A thunderstorm was forecast during our Ringling Englewood class, so instead of painting landscapes outside, we painted flowers inside. Filled small bottles with clippings from my garden and had each student work from their own arrangement. Classroom lighting is not exciting, but still excellent painting practice.
I took a poll of favorite things to paint: Landscapes? Most hands up. Portraits? Several hands. Still lifes? My hand was the only one up. Then I asked, Flowers? All hands up!
Interesting that flowers were not thought of as still lifes. Flowers can also be painted as part of the landscape, or part of a portrait. Maybe flowers are simply thought of as florals, instead of still lifes.
Asked students to do thumbnail sketches before tackling their canvas or paper. Thumbnails are the place to figure out composition and think about the subject. Make design mistakes in a tiny sketch instead of the final project. This is the place to visualize how the subject will fill the space. It's important to draw a rectangle about the same proportion of the final canvas or paper.
Even after all my thumbnail advice, a lot of students ended up with a tiny jar of flowers floating in the middle of a huge empty space. So next class... I'll bring my bootcamp whistle to warn them of the dangers of not considering the background space as PART OF THE PAINTING! Visualize this first in the thumbnail sketch!
Next week... after lecturing (nagging?) again about the importance of thumbnails, we'll start painting by toning the canvas and then wiping out with Color Shapers and paper towels.
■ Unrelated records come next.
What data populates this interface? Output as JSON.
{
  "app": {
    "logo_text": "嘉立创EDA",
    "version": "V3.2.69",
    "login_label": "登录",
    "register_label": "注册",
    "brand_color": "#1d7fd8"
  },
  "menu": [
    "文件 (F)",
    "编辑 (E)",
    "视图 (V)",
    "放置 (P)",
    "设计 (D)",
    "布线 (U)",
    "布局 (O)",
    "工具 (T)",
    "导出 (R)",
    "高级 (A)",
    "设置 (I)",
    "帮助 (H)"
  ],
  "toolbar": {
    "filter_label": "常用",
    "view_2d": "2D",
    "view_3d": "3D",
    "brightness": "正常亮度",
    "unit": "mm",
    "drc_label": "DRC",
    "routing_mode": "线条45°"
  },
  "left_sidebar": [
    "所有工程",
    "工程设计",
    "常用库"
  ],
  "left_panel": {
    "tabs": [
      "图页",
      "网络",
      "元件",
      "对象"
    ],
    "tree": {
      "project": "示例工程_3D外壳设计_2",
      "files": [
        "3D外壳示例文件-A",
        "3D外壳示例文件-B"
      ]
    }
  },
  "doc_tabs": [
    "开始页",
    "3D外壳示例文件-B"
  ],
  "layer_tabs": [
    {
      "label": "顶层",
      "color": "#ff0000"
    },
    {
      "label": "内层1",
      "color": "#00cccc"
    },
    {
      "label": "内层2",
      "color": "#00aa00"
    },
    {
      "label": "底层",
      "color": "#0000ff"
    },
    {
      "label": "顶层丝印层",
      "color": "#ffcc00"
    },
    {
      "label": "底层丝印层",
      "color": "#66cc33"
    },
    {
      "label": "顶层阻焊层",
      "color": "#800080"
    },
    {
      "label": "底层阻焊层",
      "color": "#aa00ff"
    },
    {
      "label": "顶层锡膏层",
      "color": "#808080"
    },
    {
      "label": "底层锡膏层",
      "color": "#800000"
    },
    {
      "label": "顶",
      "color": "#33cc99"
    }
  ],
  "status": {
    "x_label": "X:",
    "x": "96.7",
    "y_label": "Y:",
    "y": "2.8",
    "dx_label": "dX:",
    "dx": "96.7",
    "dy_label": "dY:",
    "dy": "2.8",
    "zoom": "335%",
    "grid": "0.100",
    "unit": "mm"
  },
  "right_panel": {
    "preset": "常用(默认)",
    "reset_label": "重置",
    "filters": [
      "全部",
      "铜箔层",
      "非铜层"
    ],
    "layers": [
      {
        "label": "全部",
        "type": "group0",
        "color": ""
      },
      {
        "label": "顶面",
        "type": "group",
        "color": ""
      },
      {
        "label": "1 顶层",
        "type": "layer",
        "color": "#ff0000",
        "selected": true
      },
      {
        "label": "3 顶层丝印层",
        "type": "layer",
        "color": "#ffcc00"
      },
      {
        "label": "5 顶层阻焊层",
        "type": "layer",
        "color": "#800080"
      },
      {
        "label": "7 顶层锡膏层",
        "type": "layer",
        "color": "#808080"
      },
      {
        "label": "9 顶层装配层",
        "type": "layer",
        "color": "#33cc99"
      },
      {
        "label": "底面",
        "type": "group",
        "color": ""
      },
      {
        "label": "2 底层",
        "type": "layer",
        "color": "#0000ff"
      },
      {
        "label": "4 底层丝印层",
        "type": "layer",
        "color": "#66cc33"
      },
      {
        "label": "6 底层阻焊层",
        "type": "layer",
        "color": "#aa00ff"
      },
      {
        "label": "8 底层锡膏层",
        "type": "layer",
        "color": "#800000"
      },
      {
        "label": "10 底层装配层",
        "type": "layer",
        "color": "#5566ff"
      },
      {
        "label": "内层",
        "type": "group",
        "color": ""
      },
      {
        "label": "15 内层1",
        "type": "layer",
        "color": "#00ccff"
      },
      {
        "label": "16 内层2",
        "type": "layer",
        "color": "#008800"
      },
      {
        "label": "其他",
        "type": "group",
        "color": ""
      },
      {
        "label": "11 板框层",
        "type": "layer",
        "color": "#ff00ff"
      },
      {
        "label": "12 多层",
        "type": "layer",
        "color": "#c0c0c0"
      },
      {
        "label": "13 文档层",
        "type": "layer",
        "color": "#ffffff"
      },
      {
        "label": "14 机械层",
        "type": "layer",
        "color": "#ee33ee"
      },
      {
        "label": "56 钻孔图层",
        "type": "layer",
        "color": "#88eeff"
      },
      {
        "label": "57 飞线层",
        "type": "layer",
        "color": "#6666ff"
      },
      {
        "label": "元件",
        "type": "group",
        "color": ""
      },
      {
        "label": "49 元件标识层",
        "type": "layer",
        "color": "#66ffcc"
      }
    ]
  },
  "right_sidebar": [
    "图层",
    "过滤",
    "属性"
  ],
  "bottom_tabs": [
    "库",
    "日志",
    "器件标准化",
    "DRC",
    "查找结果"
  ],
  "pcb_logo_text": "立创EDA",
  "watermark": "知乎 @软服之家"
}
That is... after everyone has worked out design and composition in THUMBNAILS!